▸ Task
Look through the entries below and return all lines including the word "icon".

------

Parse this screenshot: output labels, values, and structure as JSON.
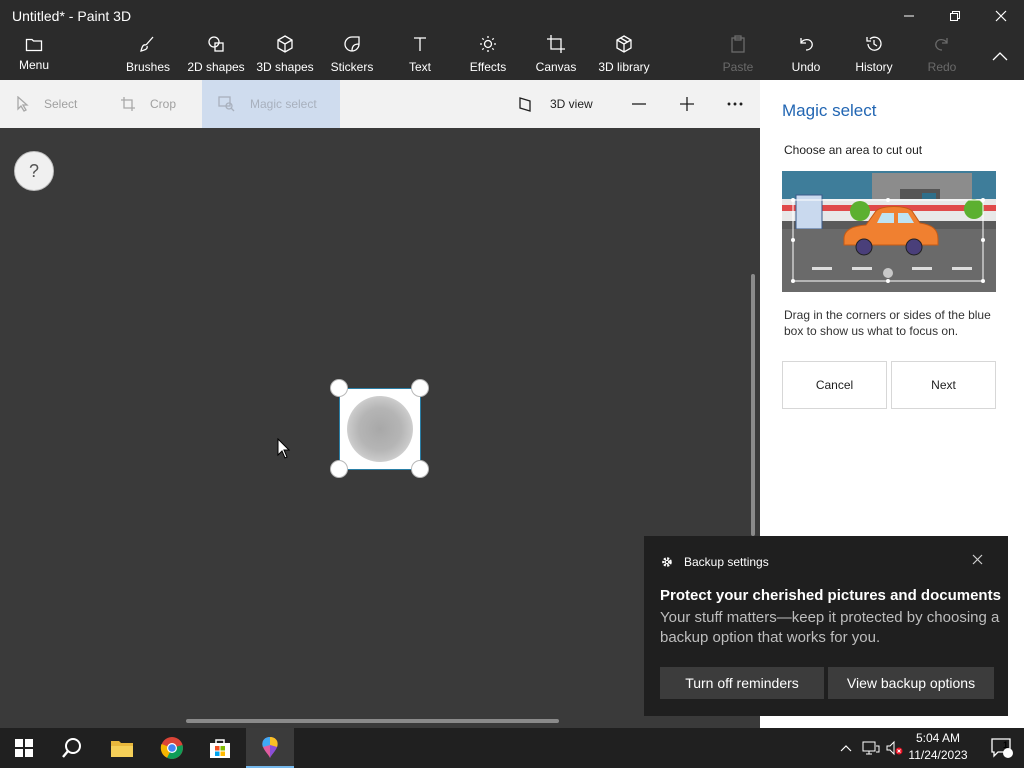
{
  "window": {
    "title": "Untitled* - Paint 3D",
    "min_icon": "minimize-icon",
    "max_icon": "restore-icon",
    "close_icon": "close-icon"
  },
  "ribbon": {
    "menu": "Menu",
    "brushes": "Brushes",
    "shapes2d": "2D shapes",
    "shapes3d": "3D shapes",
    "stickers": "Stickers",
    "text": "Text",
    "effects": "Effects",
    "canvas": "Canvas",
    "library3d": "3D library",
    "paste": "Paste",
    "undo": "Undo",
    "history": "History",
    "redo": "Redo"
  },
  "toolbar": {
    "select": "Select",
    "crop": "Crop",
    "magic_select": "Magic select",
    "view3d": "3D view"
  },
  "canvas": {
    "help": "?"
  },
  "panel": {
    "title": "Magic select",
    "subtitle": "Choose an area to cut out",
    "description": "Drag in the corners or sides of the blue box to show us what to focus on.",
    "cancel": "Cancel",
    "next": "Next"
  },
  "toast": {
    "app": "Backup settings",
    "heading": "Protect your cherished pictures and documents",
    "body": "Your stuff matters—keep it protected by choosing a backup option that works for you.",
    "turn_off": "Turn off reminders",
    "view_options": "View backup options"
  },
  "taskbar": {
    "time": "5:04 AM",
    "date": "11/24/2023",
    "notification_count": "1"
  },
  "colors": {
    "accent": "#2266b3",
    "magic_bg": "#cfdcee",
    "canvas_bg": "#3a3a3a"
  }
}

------

▸ Exercise response
    "min_icon": "minimize-icon",
    "max_icon": "restore-icon",
    "close_icon": "close-icon"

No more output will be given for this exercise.